Parenting Children of All Ages

At the MIT Center for WorkLife and WellBeing, we understand that as children grow older, parents face an array of new challenges. 

That’s why we've cultivated an internationally-recognized program of services to support those in our community who are raising children. This includes biological and adoptive parents, step-parents, guardians, grandparents, extended family, foster parents, and others responsible for children's care.

The MIT Center for WorkLife and WellBeing has resources that can help you develop the parenting style that best meets your children’s needs—from one end of the parenting spectrum to the other—and provide you with a wealth of research-based information and practical suggestions to navigate through challenging and exciting life experiences alike

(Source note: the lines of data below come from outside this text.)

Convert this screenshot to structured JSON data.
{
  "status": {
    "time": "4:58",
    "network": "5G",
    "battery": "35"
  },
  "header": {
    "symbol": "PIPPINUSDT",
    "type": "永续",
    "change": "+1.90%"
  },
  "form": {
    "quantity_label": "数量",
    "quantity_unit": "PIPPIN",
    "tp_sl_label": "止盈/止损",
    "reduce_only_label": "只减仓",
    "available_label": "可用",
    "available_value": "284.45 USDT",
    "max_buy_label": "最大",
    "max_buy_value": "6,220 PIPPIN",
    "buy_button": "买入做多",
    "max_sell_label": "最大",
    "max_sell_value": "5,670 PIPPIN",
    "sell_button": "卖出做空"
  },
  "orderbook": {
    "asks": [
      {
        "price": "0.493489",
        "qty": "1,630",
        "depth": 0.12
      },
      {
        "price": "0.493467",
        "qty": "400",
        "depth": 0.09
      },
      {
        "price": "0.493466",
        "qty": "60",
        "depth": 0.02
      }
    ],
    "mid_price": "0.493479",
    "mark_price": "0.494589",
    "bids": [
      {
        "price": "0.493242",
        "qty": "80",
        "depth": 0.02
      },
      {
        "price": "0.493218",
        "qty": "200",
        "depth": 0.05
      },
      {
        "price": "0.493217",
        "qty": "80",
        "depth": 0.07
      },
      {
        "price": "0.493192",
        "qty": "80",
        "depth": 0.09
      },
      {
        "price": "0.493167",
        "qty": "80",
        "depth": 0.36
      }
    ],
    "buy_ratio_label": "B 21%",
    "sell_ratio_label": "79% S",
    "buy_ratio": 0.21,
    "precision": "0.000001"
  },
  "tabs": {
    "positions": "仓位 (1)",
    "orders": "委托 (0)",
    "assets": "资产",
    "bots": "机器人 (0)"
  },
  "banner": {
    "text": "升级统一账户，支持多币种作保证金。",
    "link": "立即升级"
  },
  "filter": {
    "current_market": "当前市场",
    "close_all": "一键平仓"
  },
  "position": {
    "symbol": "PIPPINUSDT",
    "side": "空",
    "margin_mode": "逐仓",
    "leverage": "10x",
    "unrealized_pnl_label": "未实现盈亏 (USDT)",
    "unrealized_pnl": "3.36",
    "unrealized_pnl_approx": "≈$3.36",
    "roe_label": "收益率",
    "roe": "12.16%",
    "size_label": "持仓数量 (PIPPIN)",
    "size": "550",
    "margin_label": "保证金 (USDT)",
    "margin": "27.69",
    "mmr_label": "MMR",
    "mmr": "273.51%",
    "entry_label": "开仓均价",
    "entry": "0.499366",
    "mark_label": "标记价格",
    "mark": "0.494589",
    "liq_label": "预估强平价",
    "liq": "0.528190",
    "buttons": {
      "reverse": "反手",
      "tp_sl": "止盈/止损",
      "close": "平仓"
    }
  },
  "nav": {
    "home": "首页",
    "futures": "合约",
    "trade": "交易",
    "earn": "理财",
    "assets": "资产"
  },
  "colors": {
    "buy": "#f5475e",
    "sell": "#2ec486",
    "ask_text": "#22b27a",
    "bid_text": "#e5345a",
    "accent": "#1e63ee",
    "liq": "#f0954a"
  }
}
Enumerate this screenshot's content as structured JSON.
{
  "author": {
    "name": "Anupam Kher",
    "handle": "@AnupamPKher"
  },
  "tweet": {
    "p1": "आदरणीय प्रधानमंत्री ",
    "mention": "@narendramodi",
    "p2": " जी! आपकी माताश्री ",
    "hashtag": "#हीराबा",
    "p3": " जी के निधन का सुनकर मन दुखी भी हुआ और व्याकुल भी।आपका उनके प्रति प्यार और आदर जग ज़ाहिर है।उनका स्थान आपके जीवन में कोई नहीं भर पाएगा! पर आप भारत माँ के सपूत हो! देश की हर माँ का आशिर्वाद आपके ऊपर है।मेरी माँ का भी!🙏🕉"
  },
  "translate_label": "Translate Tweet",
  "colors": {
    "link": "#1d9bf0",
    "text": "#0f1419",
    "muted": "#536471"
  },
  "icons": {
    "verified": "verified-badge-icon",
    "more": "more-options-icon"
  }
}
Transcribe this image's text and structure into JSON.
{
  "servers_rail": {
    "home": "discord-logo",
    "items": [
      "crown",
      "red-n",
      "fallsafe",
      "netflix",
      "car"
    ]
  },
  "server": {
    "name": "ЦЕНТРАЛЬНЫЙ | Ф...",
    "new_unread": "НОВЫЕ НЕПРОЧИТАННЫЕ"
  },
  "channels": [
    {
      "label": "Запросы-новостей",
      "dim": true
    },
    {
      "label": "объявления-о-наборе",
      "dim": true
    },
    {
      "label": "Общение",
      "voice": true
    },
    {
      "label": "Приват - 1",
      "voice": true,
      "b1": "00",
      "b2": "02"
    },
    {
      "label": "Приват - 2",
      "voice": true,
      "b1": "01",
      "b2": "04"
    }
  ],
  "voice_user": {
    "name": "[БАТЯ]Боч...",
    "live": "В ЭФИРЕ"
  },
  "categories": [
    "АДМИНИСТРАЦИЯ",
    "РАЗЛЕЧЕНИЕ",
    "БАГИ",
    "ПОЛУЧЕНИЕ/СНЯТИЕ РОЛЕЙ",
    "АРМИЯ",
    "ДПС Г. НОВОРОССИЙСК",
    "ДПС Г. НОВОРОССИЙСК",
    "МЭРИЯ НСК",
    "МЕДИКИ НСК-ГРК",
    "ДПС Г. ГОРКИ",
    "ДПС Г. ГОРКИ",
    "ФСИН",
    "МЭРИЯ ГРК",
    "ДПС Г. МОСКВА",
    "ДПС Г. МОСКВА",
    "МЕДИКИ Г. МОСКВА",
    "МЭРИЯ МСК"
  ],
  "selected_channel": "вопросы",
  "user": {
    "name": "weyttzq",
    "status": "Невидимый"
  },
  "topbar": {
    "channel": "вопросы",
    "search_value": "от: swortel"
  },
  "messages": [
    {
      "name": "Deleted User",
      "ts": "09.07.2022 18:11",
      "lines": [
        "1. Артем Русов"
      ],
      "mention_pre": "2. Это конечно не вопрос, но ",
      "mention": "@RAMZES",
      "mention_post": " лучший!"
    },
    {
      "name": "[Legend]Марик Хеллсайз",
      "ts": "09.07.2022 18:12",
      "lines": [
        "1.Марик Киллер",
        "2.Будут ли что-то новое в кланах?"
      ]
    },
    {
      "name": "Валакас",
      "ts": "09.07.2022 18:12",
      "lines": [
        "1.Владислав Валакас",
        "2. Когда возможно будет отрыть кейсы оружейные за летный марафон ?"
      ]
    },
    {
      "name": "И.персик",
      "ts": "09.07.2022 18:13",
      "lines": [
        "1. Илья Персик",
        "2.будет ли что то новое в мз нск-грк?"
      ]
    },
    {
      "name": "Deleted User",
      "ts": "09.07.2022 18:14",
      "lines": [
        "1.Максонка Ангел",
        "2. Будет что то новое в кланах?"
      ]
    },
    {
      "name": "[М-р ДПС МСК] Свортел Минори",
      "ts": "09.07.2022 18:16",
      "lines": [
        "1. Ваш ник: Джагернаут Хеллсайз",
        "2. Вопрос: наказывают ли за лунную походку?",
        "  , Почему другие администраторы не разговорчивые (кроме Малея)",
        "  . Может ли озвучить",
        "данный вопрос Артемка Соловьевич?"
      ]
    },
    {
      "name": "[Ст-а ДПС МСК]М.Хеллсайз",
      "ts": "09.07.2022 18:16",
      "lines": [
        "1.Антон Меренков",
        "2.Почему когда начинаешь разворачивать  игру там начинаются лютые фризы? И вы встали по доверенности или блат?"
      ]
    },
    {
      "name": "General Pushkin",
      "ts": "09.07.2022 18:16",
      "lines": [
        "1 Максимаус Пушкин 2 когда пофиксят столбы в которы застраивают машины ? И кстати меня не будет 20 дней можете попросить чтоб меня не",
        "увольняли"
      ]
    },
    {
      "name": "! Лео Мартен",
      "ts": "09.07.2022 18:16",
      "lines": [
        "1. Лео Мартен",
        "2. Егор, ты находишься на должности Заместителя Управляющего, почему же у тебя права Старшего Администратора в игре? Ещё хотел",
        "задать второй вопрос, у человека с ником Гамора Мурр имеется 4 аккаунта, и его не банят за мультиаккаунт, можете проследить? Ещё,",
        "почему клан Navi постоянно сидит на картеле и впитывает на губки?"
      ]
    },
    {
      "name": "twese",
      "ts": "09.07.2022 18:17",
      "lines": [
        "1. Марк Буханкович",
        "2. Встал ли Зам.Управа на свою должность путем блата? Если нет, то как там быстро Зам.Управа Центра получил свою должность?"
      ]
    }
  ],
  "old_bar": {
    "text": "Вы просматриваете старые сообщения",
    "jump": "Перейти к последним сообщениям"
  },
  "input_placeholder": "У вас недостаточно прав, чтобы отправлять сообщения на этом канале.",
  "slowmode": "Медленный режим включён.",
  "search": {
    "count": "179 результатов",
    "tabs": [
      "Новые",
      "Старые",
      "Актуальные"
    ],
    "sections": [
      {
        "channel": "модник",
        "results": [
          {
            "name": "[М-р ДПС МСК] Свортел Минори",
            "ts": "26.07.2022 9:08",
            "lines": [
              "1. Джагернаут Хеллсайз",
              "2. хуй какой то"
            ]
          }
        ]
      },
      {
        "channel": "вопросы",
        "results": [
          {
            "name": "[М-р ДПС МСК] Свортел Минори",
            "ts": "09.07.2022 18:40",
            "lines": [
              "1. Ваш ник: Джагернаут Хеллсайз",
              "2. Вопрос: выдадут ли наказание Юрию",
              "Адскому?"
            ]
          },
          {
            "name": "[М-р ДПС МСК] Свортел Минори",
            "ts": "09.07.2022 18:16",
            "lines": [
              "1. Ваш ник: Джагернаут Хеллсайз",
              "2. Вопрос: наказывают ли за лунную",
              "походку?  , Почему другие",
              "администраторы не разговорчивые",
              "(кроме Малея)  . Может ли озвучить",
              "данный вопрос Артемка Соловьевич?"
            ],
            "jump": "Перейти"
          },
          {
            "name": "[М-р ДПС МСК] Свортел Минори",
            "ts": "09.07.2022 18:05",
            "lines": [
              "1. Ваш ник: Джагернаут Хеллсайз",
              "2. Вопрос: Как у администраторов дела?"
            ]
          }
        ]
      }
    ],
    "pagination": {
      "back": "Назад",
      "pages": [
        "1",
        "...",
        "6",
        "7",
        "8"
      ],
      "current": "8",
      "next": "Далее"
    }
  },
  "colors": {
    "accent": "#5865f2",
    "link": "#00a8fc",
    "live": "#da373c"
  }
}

In This Section

MIT Paid Leave for new parents

If you have decided (or are deciding) to become a parent, you may be wondering how MIT can support you along the way. 

 Learn more

Parenting support

Parenting can present new challenges and great rewards. The MIT Center for WorkLife and WellBeing has a number of resources to help parents of children of all ages.

 Learn more

Breastfeeding support

MIT provides a supportive environment for nursing mothers by offering special work policies and lactation resources.

 Learn more 

Education advising

As a parent, you know the education your child gets today will shape their opportunities for tomorrow. Yet the path to graduation is long, and there are so many choices to make. Now, you don't have to do it alone. Through the EdNavigator program, you can work one-on-one with an expert education advisor – a "Navigator" – who can guide you along the way.

 Learn more

College admissions and financial advising

The college admissions process can seem opaque and complex. If you are helping a child who is applying to college, it can be difficult to determine what role to play, what help to give, and how to give it. In addition, families face the often daunting task of paying for college.

 Learn more

Have Questions?

Get in touch with the MIT Center for WorkLife and WellBeing.